INPUT MATERIAL:
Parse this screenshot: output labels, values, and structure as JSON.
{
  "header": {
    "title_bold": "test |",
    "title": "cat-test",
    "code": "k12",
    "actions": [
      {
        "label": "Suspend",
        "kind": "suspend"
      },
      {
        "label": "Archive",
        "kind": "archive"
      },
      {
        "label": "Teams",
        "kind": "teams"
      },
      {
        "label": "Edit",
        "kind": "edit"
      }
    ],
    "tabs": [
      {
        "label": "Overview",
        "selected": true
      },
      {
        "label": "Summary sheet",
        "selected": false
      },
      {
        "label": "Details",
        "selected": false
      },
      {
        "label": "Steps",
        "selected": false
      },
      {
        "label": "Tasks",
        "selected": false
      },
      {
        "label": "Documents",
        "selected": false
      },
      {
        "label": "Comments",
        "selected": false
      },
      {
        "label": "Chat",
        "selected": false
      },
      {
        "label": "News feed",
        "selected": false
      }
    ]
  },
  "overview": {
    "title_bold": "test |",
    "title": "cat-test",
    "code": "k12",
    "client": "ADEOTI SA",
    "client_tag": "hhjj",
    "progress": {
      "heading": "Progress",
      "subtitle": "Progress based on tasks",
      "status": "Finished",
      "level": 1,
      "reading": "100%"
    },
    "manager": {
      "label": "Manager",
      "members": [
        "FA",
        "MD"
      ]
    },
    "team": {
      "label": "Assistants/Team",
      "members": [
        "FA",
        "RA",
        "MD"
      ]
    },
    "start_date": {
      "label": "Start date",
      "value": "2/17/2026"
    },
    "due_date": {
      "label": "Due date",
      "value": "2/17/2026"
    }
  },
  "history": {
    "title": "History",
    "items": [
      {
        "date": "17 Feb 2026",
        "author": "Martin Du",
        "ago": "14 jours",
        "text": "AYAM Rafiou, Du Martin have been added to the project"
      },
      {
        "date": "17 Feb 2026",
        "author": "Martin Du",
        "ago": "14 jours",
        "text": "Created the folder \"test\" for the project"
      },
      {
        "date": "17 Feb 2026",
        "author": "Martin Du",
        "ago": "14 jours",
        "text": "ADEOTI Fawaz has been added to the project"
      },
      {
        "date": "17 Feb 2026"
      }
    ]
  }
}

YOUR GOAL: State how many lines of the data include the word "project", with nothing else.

EXPECTED ANSWER: 3